● **Web page and app entries**:
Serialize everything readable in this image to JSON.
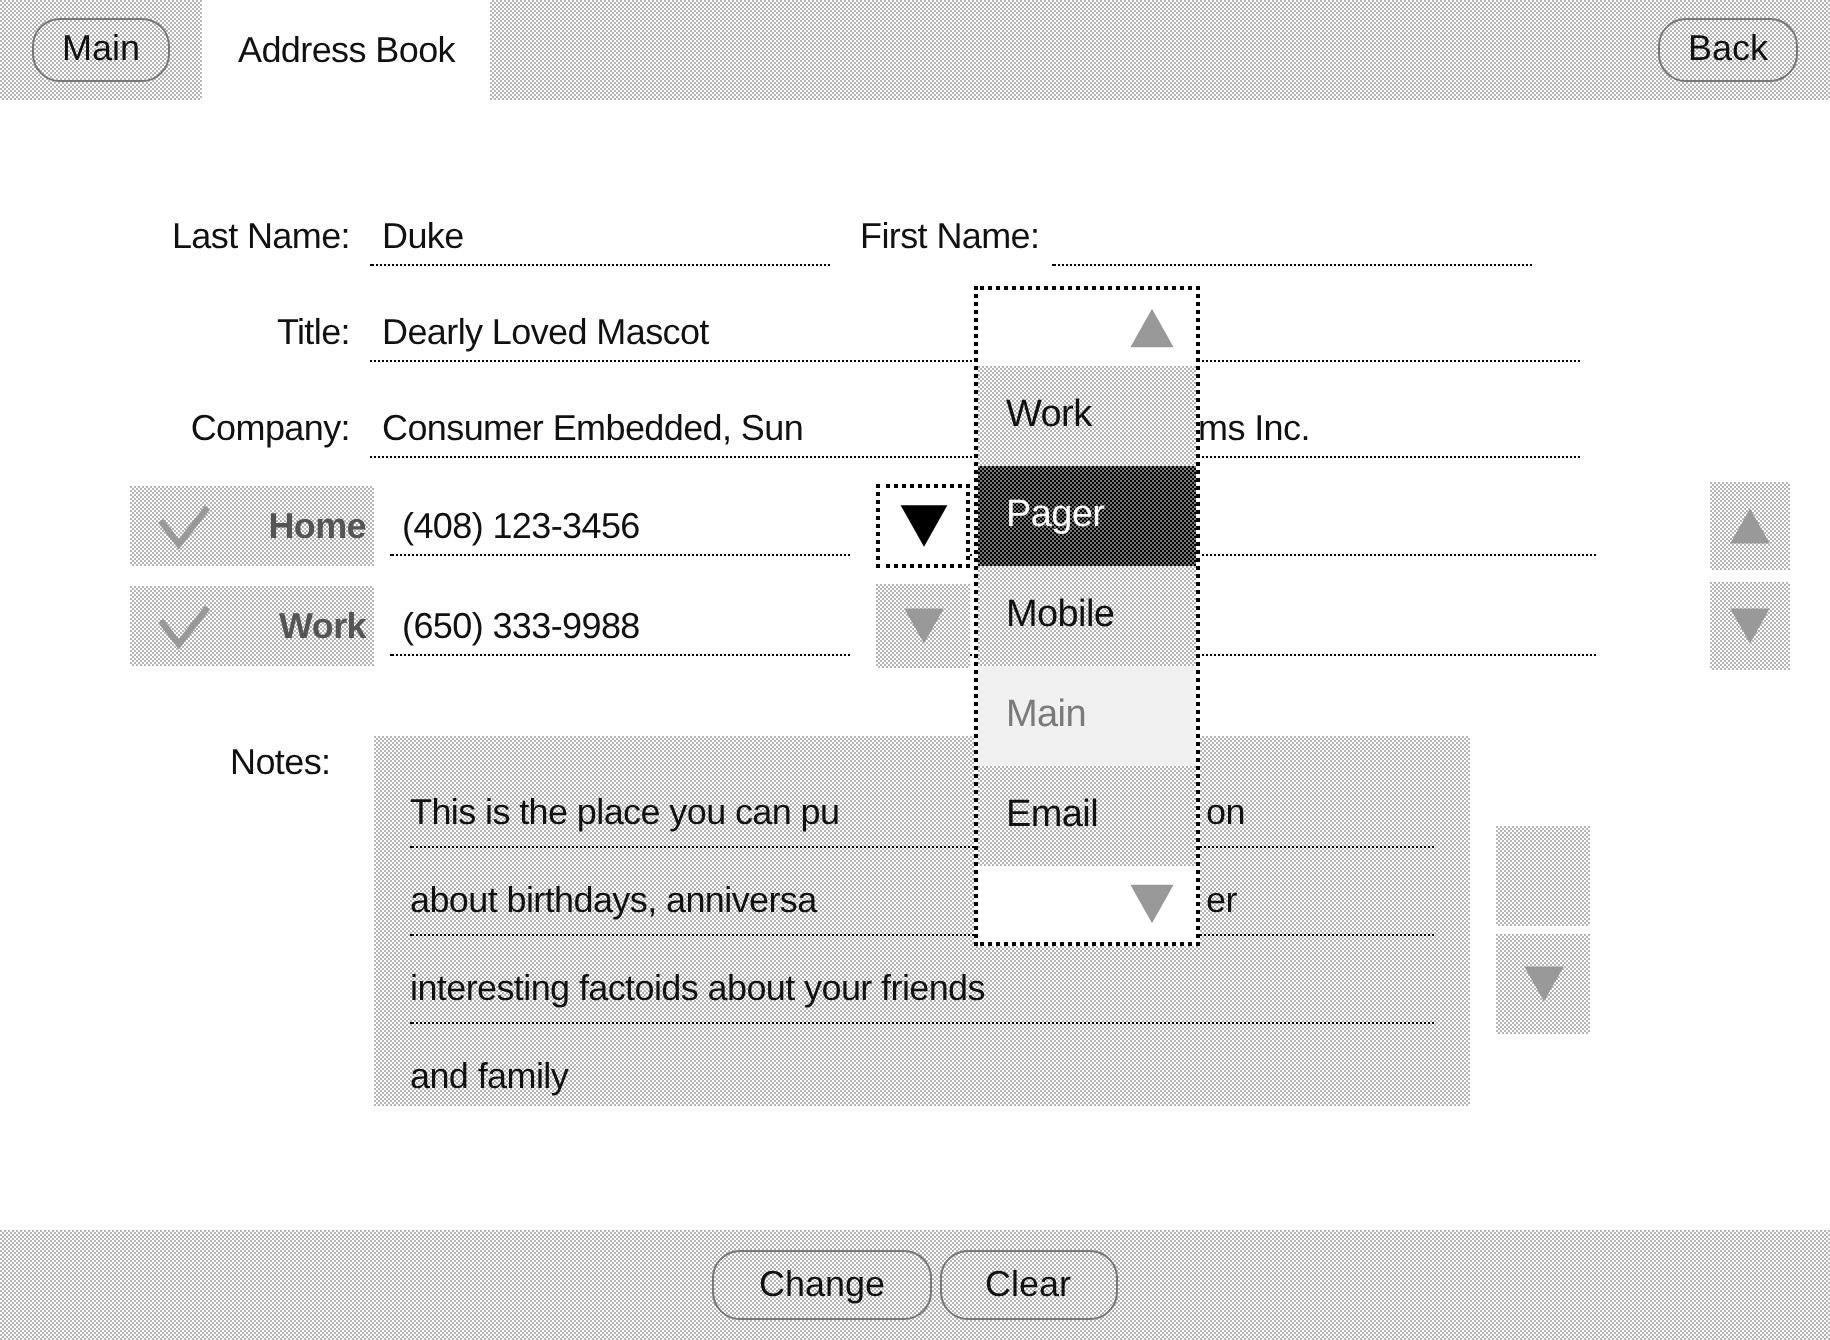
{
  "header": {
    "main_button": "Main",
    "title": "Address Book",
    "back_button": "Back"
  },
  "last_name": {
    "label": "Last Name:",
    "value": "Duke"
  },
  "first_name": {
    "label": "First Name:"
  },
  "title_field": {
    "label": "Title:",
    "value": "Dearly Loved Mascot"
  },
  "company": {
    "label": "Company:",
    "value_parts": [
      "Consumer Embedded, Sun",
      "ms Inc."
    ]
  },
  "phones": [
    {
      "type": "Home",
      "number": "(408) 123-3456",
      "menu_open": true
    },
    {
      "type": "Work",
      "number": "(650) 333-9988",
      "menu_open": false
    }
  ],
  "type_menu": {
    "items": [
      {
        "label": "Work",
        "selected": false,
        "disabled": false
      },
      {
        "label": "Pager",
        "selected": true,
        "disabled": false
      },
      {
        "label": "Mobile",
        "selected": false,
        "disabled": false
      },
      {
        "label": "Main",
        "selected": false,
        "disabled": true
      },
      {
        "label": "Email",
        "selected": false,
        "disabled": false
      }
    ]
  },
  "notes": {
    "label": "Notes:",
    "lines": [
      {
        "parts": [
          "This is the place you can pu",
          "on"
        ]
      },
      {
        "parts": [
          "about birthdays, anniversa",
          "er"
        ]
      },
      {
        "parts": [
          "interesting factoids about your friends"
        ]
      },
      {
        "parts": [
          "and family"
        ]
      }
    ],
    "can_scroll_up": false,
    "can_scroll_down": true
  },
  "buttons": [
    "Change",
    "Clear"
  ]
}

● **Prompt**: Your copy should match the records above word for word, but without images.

● **Solution for this problem**:
Serialize everything readable in this image to JSON.
{
  "header": {
    "main_button": "Main",
    "title": "Address Book",
    "back_button": "Back"
  },
  "last_name": {
    "label": "Last Name:",
    "value": "Duke"
  },
  "first_name": {
    "label": "First Name:"
  },
  "title_field": {
    "label": "Title:",
    "value": "Dearly Loved Mascot"
  },
  "company": {
    "label": "Company:",
    "value_parts": [
      "Consumer Embedded, Sun",
      "ms Inc."
    ]
  },
  "phones": [
    {
      "type": "Home",
      "number": "(408) 123-3456",
      "menu_open": true
    },
    {
      "type": "Work",
      "number": "(650) 333-9988",
      "menu_open": false
    }
  ],
  "type_menu": {
    "items": [
      {
        "label": "Work",
        "selected": false,
        "disabled": false
      },
      {
        "label": "Pager",
        "selected": true,
        "disabled": false
      },
      {
        "label": "Mobile",
        "selected": false,
        "disabled": false
      },
      {
        "label": "Main",
        "selected": false,
        "disabled": true
      },
      {
        "label": "Email",
        "selected": false,
        "disabled": false
      }
    ]
  },
  "notes": {
    "label": "Notes:",
    "lines": [
      {
        "parts": [
          "This is the place you can pu",
          "on"
        ]
      },
      {
        "parts": [
          "about birthdays, anniversa",
          "er"
        ]
      },
      {
        "parts": [
          "interesting factoids about your friends"
        ]
      },
      {
        "parts": [
          "and family"
        ]
      }
    ],
    "can_scroll_up": false,
    "can_scroll_down": true
  },
  "buttons": [
    "Change",
    "Clear"
  ]
}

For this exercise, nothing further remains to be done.